6. In a motor vehicle the combination with the chassis of such vehicle, of a battery holder pivoted to one of the side members of said chassis to swing about a vertical axis, into the space included between said side members, and outside of such space, the pivot for said holder being connected to the holder at a point intermediate the end of one of the sides thereof, whereby a portion of the holder is caused to project outside of the chassis when the holder is swung inwardly.

7 In a motor vehicle the combination with a chassis having a side member, of a battery holder consisting of a bottom frame, a top beam above and parallel to one of the members of said frame, and straps leading diagonally from the opposite ends of said top beam to the corresponding ends of the bottom frame, and hinges in vertical alinement connecting said top beam and the side of the bottom frame under said top beam to the side member of said chassis, said chassis being constructed to provide a space into and out of which said holder may be moved by swinging about said hinges.

In testimony whereof we have affixed our signatures, in presence of two witnesses.

FRED A. LAMBERT. FRANK H. HARDY. Witnesses:

P. W. PEZZETTI, H.A. RAHN.

Copies of this patent may be obtained for five cents each, by addressing the Commissioner of Patents, Washington, D. G.
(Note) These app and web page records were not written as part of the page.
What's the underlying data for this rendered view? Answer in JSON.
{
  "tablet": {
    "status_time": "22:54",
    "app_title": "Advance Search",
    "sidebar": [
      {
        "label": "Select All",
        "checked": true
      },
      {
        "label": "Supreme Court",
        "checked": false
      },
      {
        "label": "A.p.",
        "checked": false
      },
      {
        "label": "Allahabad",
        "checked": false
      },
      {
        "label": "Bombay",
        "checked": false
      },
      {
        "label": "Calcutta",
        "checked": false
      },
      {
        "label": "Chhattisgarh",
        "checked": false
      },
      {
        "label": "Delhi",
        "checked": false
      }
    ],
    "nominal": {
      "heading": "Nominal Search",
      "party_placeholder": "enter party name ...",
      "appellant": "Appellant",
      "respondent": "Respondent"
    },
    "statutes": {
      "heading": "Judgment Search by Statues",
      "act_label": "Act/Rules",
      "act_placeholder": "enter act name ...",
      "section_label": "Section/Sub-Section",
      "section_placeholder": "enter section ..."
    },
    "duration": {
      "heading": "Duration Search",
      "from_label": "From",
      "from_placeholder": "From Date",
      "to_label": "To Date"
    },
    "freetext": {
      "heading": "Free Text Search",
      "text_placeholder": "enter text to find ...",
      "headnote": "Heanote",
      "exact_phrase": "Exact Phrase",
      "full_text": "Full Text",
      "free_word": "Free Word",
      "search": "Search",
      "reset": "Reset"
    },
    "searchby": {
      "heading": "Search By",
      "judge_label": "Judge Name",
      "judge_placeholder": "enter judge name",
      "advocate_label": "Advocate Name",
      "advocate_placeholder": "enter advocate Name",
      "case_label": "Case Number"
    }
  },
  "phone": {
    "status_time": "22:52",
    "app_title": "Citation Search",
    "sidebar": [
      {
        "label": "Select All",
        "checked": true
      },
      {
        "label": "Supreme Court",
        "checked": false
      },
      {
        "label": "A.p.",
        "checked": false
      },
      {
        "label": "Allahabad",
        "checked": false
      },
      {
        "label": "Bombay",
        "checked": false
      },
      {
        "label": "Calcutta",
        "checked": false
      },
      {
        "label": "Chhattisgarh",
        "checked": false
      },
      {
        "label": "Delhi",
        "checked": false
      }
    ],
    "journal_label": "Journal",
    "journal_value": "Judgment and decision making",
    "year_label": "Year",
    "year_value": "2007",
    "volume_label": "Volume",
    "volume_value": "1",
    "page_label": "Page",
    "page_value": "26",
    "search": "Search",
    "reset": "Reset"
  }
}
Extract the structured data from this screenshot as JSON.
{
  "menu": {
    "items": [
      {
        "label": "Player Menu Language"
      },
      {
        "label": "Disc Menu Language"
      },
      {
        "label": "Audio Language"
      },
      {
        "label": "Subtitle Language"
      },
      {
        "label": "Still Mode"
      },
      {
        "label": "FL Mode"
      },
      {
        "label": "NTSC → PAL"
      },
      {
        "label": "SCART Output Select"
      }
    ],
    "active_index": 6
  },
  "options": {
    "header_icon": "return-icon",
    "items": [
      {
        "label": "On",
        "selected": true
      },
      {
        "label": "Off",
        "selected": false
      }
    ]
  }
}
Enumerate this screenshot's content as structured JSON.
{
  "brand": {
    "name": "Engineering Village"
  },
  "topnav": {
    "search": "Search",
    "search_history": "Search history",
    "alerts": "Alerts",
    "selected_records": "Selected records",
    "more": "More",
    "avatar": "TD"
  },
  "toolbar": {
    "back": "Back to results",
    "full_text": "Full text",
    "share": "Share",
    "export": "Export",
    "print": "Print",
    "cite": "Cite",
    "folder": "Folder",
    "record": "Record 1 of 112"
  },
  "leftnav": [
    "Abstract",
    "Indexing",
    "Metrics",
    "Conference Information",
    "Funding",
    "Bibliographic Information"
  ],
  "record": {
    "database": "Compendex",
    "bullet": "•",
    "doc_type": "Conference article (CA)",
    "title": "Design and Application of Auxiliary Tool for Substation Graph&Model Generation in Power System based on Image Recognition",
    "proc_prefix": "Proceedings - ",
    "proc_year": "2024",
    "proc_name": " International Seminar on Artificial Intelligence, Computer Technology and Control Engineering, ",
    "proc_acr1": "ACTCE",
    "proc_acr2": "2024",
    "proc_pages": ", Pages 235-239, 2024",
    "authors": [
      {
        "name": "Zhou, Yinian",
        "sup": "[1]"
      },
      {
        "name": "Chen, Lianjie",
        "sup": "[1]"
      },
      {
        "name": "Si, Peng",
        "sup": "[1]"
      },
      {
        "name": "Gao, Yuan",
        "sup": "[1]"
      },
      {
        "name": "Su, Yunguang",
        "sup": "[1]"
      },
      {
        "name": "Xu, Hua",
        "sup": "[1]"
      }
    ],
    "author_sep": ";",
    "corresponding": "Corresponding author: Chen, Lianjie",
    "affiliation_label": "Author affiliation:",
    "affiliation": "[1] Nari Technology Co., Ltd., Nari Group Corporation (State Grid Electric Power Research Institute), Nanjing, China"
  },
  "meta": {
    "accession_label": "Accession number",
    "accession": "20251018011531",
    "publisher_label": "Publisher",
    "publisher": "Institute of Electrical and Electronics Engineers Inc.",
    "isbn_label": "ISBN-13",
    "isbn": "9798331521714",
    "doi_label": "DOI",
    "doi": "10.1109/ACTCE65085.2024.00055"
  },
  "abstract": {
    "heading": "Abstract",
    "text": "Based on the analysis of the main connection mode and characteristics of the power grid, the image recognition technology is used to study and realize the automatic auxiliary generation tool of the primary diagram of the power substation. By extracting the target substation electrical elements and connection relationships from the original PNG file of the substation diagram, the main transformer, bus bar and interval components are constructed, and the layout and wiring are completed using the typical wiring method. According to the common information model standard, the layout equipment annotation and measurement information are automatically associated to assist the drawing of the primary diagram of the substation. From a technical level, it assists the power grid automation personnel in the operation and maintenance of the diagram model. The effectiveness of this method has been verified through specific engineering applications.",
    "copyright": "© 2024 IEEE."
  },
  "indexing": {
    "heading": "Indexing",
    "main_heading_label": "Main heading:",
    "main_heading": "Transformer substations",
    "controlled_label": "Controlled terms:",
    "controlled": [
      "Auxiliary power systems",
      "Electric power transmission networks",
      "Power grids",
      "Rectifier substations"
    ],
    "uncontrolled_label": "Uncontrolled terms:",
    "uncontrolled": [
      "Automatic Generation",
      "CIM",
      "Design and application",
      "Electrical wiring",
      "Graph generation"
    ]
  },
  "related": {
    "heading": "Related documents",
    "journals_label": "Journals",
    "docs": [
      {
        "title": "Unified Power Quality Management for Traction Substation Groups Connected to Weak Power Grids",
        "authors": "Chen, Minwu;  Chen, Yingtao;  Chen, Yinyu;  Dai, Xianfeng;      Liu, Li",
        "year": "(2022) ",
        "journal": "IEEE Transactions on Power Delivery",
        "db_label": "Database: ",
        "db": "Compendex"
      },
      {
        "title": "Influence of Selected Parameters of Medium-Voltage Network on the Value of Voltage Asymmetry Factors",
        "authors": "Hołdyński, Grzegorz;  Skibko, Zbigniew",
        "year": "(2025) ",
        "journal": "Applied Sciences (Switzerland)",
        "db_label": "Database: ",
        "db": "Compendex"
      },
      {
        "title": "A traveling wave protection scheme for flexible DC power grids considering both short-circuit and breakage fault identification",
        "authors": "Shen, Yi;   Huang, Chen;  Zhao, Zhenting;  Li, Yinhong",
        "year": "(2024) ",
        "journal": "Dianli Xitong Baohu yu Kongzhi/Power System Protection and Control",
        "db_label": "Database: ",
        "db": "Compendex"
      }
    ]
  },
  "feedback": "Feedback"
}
Referenced by
Citing PatentFiling datePublication dateApplicantTitle
US2699966 *Oct 12, 1953Jan 18, 1955Jeffrey Mfg CoUnderground mine apparatus and control housing therefor
US2709494 *Jul 7, 1954May 31, 1955Blue Bird Body CoSwingable battery carrier
US3437164 *Feb 14, 1966Apr 8, 1969Rodney R RabjohnBattery support device for power-operated vehicles and the like
US3497027 *Aug 23, 1967Feb 24, 1970Albert F WildElectric automobile
US3667563 *Nov 21, 1969Jun 6, 1972Allis Chalmers Mfg CoSupporting structure for platform defining fuel and battery compartment
US3821997 *May 11, 1972Jul 2, 1974Allis ChalmersPivotal battery mount
US4013136 *Nov 10, 1975Mar 22, 1977Allis-Chalmers CorporationBattery mount
US4365681 *Dec 22, 1980Dec 28, 1982General Motors CorporationBattery support structure
US4564167 *Oct 31, 1983Jan 14, 1986Smith James HTool box mounting assembly
US5390754 *Jan 13, 1993Feb 21, 1995Honda Giken Kogyo Kabushiki KaishaBattery box for an electric vehicle
US7398849 *Oct 27, 2005Jul 15, 2008Mitsubishi Fuso Truck And Bus CorporationMounting structure of electronic apparatus in vehicle
US20100314184 *Jun 15, 2009Dec 16, 2010Polaris Industries Inc.Electric vehicle
US20130133961 *Nov 26, 2012May 30, 2013Fuji Jukogyo Kabushiki KaishaBody structure of hybrid vehicle
WO1997028016A1 *Dec 5, 1996Aug 7, 1997Douglas GrundevikBattery assembly
Classifications
U.S. Classification180/68.5, 180/65.1
International ClassificationB60K1/04
Cooperative ClassificationB60K1/04
European ClassificationB60K1/04